Over time many have wondered why the ECB, in order to "extend and pretend", does not simply do an episode of QE and monetize bonds outright? Well, in addition to Germany's flashbacks to hyperinflation which have so far kept Trichet from pursuing an all too aggressive bond buyback program in the primary market, the ECB does have the Securities Market Programme (SMP) which however since inception has bought only €74 billion (this week the number is expected to rise, or, if it doesn't, it confirms that now China is directly buying European bonds in the secondary market). The problem with the SMP is that it was conceived as a modest marginal debt buying program, never intended to surpass much more than a few dozen billion in debt. Alas, by now it is becoming all too clear that the ECB will need to monetize hundreds of billions of insolvent PIIGS debt in order to extend and pretend forcefully enough so that a new bailout is not needed every other week. But how to do it without monetizing debt on the ECB's books? Enter the EFSF, or the off-balance sheet CDO "at the heart of the eurozone" which according to the latest iteration of the European rescue package (Remember that most recent DOA plan to rollover debt? Yep - that's dead) is precisely the mechanism by which Europe's own open market QE is about to take place. "European Central Bank Executive Board member Lorenzo Bini Smaghi suggested the EFSF be allowed to provide funds for a buy-back of bonds from the market, where prices have in some cases fallen 50 percent from levels at which the debt was issued. "This would allow the private sector to sell bonds at market prices, which are currently below nominal value. At the same time, the public sector could benefit monetarily," Bini Smaghi told Sunday's To Vima newspaper in an interview." Translated: another market clearing perversion courtesy of the same structured finance abominations that brought us here. The problem, unfortunately, is that Moody's announced nearly two and a half years ago that the whole distressed debt buyback approach is... a dead end, and will lead to the same "event of default" outcome that all the prior bailout plans would have achieved as well (we correctly surmised that Bailout #2 was DOA, about a month before the "efficient" market did). Here is why.
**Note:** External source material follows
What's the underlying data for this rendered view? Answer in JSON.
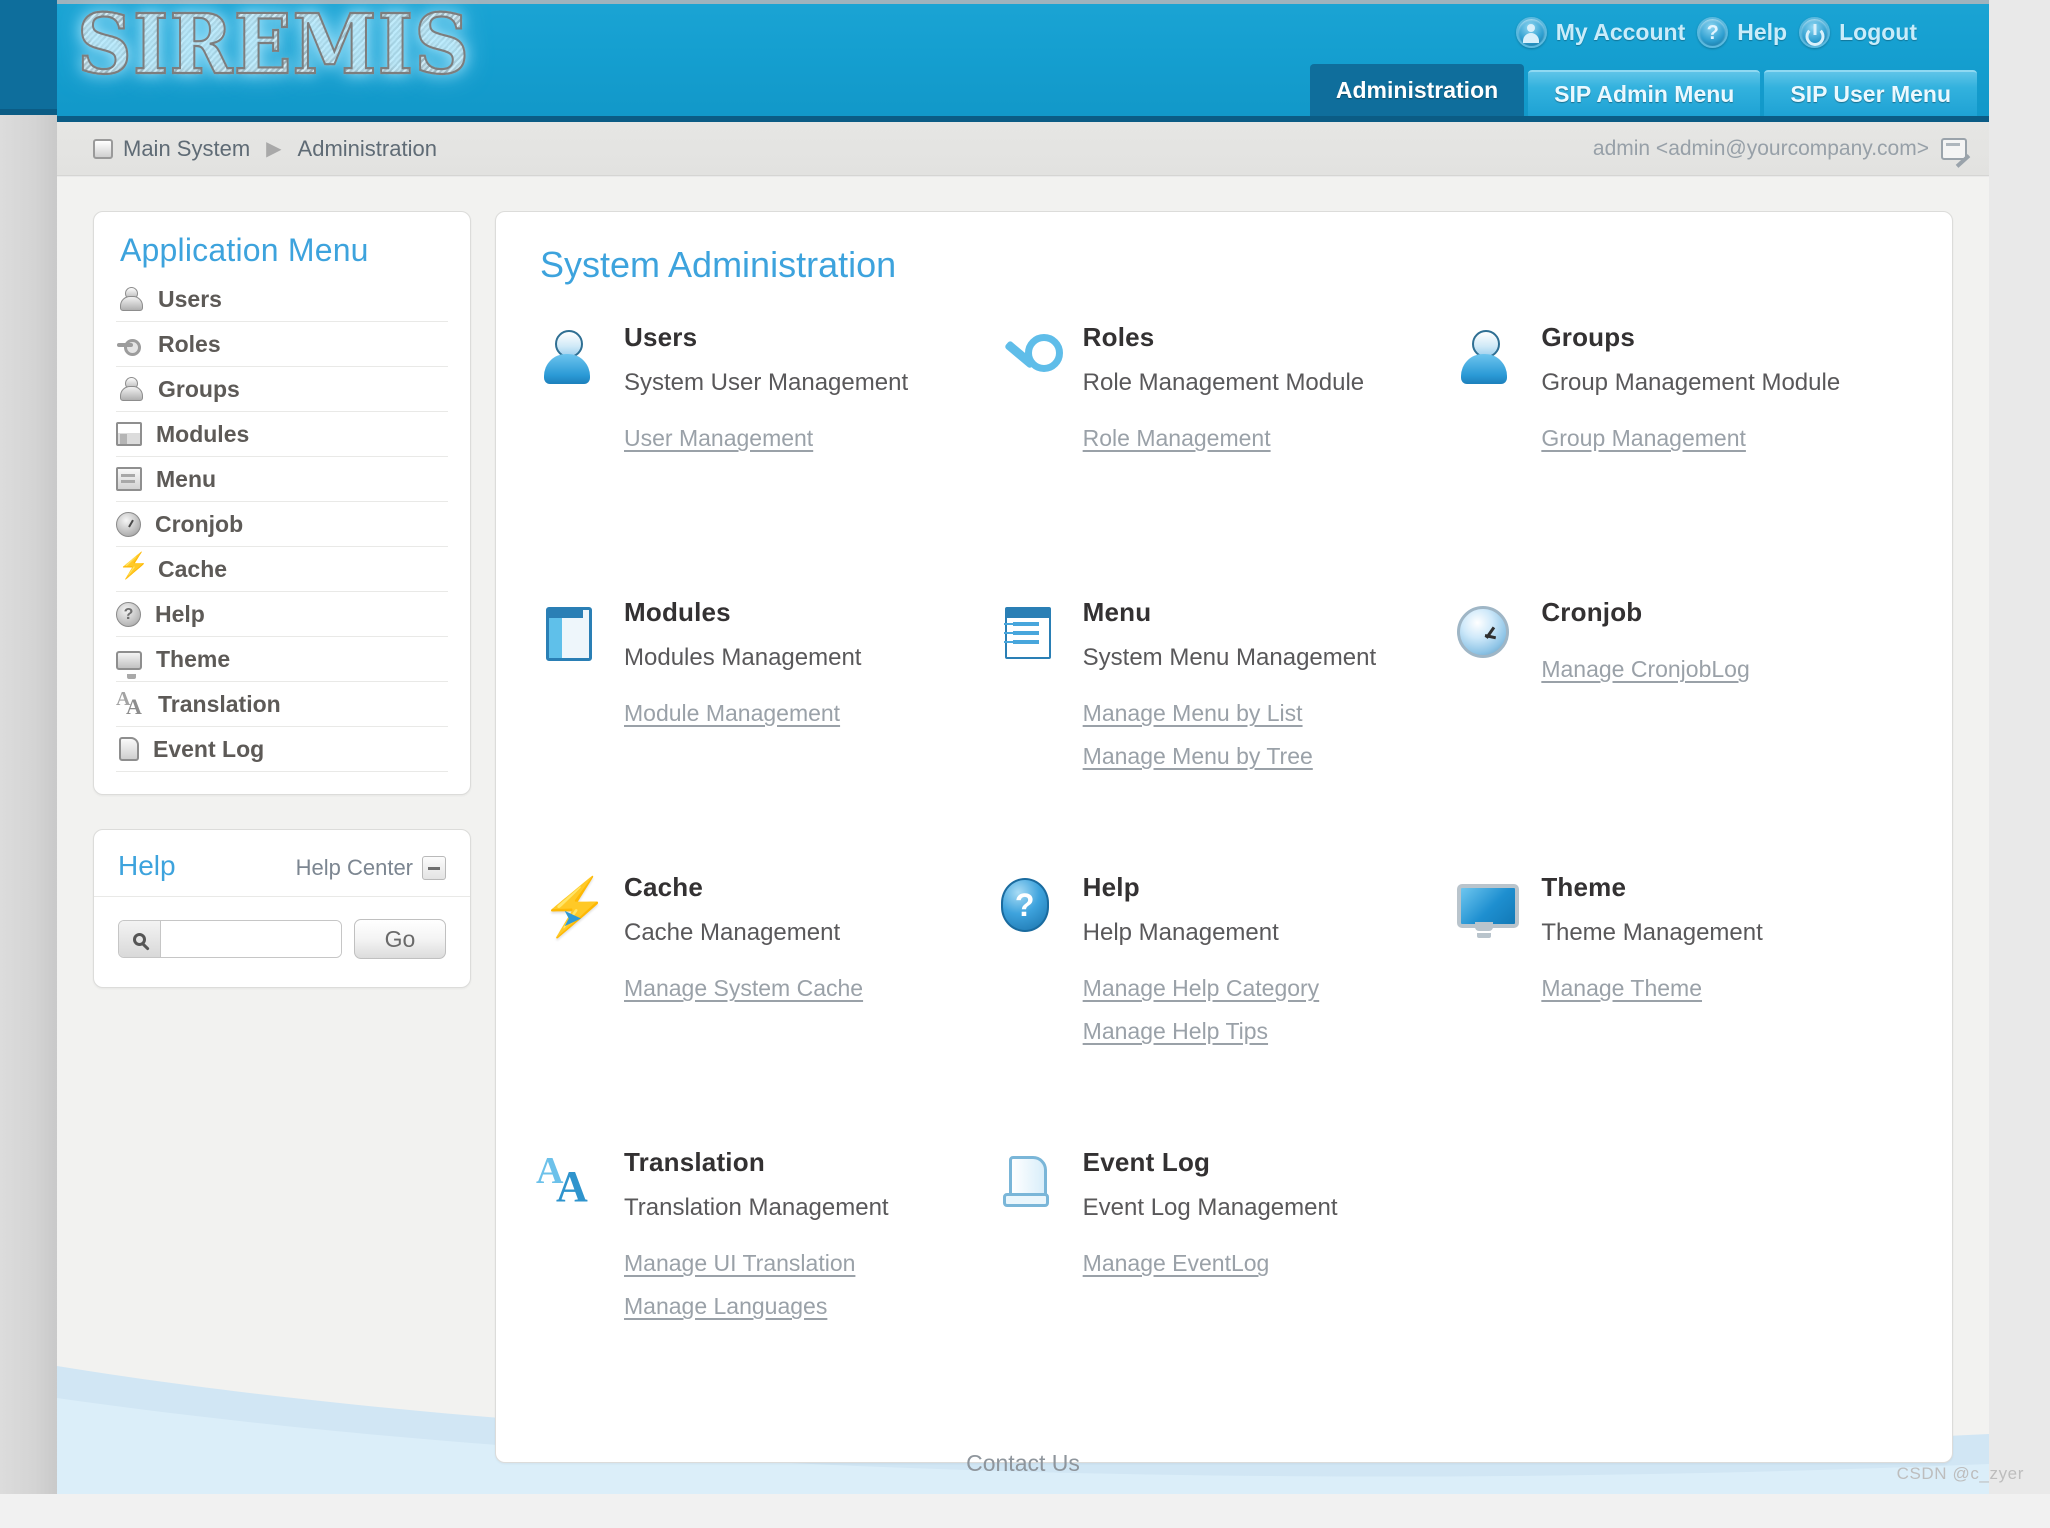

Much hollow rhetoric has been uttered about the vast existential threat presented by Greek CDS. As we have reported, Greek CDS is the least of Europe's problems. When it comes to the stability of the European dominoes, it is and has always been about Italy, which is not only the second worst country in Europe after Greece on a debt/GDP basis, and also the country with the largest amount of nominal debt, but more importantly has the largest amount of net CDS outstanding. All this is summarized on the Bloomberg chart below.